## What to produce:
How many lines in the entries below contain the string "JSON"? Reply with the number only.

(Data under study begins)

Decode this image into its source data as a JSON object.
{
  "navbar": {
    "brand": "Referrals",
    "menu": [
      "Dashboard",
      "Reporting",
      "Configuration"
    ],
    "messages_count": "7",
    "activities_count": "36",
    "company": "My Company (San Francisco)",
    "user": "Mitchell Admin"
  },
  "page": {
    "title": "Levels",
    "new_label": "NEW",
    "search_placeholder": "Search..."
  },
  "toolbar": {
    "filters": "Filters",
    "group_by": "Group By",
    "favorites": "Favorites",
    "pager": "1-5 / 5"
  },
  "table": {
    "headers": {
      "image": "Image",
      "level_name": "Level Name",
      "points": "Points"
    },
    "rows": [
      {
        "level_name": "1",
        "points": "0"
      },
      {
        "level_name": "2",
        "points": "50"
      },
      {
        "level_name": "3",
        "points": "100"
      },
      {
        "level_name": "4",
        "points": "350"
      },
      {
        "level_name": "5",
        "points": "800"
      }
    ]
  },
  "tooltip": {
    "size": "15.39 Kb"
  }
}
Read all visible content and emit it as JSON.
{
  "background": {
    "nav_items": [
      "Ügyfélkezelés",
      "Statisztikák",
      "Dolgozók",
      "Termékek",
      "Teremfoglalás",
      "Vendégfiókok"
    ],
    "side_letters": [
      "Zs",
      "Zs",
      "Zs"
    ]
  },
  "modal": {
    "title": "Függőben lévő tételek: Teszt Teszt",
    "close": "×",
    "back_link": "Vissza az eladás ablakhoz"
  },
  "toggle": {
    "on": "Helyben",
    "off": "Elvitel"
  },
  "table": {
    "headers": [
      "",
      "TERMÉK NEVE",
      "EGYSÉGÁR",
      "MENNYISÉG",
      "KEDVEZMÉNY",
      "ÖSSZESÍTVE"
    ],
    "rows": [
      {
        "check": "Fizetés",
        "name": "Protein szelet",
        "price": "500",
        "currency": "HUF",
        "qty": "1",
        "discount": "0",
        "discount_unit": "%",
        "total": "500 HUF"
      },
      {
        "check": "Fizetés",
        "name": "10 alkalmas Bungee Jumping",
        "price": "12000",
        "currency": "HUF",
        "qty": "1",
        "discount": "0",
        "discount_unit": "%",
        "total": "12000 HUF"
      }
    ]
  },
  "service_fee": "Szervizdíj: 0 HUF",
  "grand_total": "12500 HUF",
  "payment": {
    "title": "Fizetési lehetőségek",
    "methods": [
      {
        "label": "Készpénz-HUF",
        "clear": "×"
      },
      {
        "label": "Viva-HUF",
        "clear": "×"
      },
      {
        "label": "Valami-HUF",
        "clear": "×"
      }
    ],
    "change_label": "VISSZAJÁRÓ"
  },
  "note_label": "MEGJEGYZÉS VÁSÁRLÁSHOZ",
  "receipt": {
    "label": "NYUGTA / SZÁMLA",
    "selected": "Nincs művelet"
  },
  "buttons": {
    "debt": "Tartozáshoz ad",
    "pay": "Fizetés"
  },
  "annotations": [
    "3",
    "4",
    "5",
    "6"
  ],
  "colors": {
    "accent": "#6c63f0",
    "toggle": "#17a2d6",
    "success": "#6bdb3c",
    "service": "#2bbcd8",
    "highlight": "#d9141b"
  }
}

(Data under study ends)

## Problem solution:
2